You will need
- Air-drying clay
- Tea lights
- Paint brushes
- Paint suitable for clay
- Clay tools (or alternatives like glue spreaders)
Before you begin
- This is a great activity for an online session. Check out the advice on using Zoom and other popular digital platforms and the guidance on being safe online.
Make a Diya
- The person leading the activity should show everyone how to complete each step of the instructions to make their Diya. They should remind everyone that they can look at this web page to help them.
- Everyone should get a piece of clay and roll it into a ball about five centimetres big.
- Make a hole in the top of the ball using your thumb. Gradually make the hole bigger, until your clay is shaped like a small bowl. It needs to be big enough to fit a small tealight inside, but not too deep – the wick of the candle should stick out over the top of the bowl.
- Shape the bowl so it has a point at the front, a bit like a boat. Make sure it has a flat bottom, so it sits still on the table.
- Use tools (or just your fingers) to decorate the outside of the Diya with patterns.
- Leave the finished lamps to dry.
- Once the lamps are dry, paint and decorate them, and leave to dry.
- When the paint is dry, put in a tealight.
Learn about Diwali
- Everyone should come up with an action to represent ‘true’ and an action to represent ‘false’.
- The person leading the game should say something about Diwali – it might be true, or it might be false.
- If players think the statement is true, they should do the action for true. If they think it was false, they should do the action for false.
- The person leading the game will tell everyone whether it was true or false and explain why.
- Everyone should return to a neutral position and get ready to play with another statement.
This activity reminded everyone that they’re a local, national, and international citizen. Are there any similarities between Diwali and any festivals or celebrations people take part in? Are there any other festivals or celebrations that people would like to find out more about? Diwali is a time to think about others and people in need – is that a responsibility everyone shares, no matter their background?

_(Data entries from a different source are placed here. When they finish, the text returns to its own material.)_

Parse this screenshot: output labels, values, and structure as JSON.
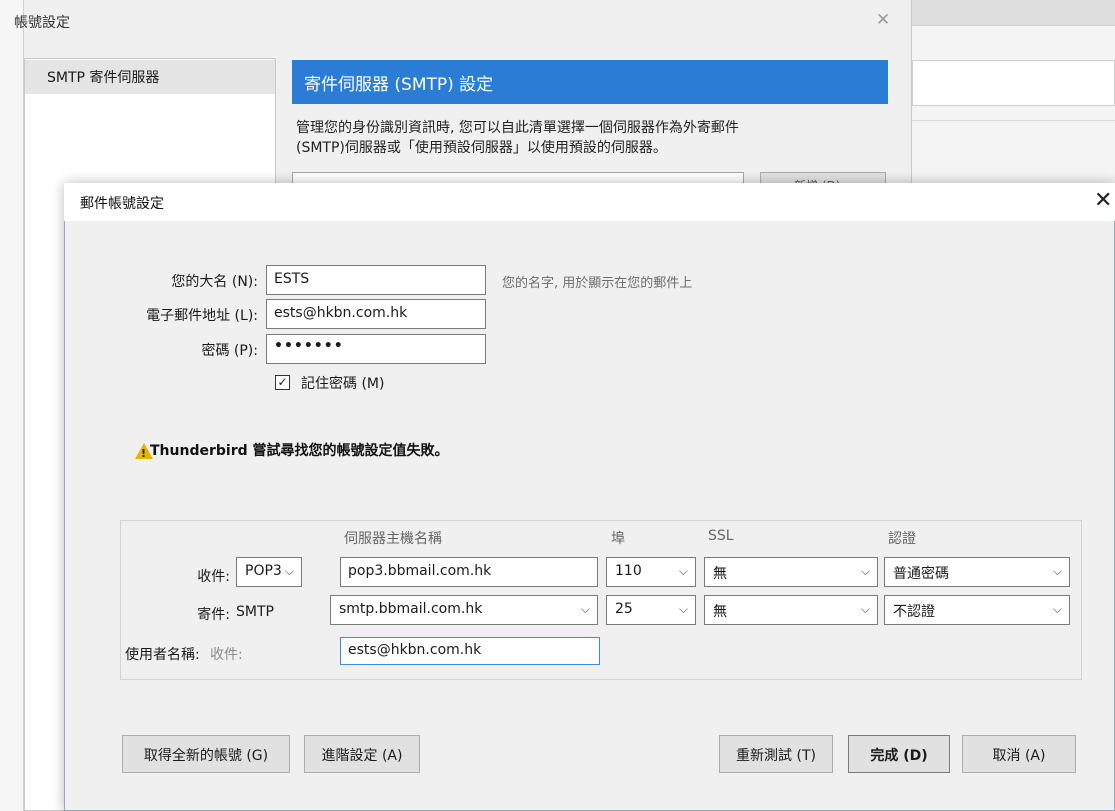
{
  "back_window": {
    "title": "帳號設定",
    "close_icon": "close-icon",
    "nav_item": "SMTP 寄件伺服器",
    "header": "寄件伺服器 (SMTP) 設定",
    "description": "管理您的身份識別資訊時, 您可以自此清單選擇一個伺服器作為外寄郵件\n(SMTP)伺服器或「使用預設伺服器」以使用預設的伺服器。",
    "add_button": "新增 (D)..."
  },
  "dialog": {
    "title": "郵件帳號設定",
    "close_icon": "close-icon",
    "name_label": "您的大名 (N):",
    "name_value": "ESTS",
    "name_hint": "您的名字, 用於顯示在您的郵件上",
    "email_label": "電子郵件地址 (L):",
    "email_value": "ests@hkbn.com.hk",
    "password_label": "密碼 (P):",
    "password_value": "•••••••",
    "remember_label": "記住密碼 (M)",
    "remember_checked": true,
    "warning_icon": "warning-icon",
    "warning_text": "Thunderbird 嘗試尋找您的帳號設定值失敗。"
  },
  "server_table": {
    "headers": {
      "hostname": "伺服器主機名稱",
      "port": "埠",
      "ssl": "SSL",
      "auth": "認證"
    },
    "incoming": {
      "label": "收件:",
      "protocol": "POP3",
      "hostname": "pop3.bbmail.com.hk",
      "port": "110",
      "ssl": "無",
      "auth": "普通密碼"
    },
    "outgoing": {
      "label": "寄件:",
      "protocol": "SMTP",
      "hostname": "smtp.bbmail.com.hk",
      "port": "25",
      "ssl": "無",
      "auth": "不認證"
    },
    "username": {
      "label": "使用者名稱:",
      "sub_label": "收件:",
      "value": "ests@hkbn.com.hk"
    }
  },
  "buttons": {
    "new_account": "取得全新的帳號 (G)",
    "advanced": "進階設定 (A)",
    "retest": "重新測試 (T)",
    "done": "完成 (D)",
    "cancel": "取消 (A)"
  },
  "colors": {
    "header_blue": "#2a7cd4",
    "warning_yellow": "#e6b400",
    "focus_blue": "#3a8ee6"
  }
}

This activity also encouraged everyone to respect and trust people from different backgrounds. How could everyone respect people who’re celebrating Diwali? Why is it important that people learn about festivals and celebrations that they don’t celebrate? Did anyone learn anything surprising about Diwali? How would people feel if they were invited to a Diwali celebration?
- Sharp objects
Teach young people how to use sharp objects safely. Supervise them appropriately throughout. Store all sharp objects securely, out of the reach of young people.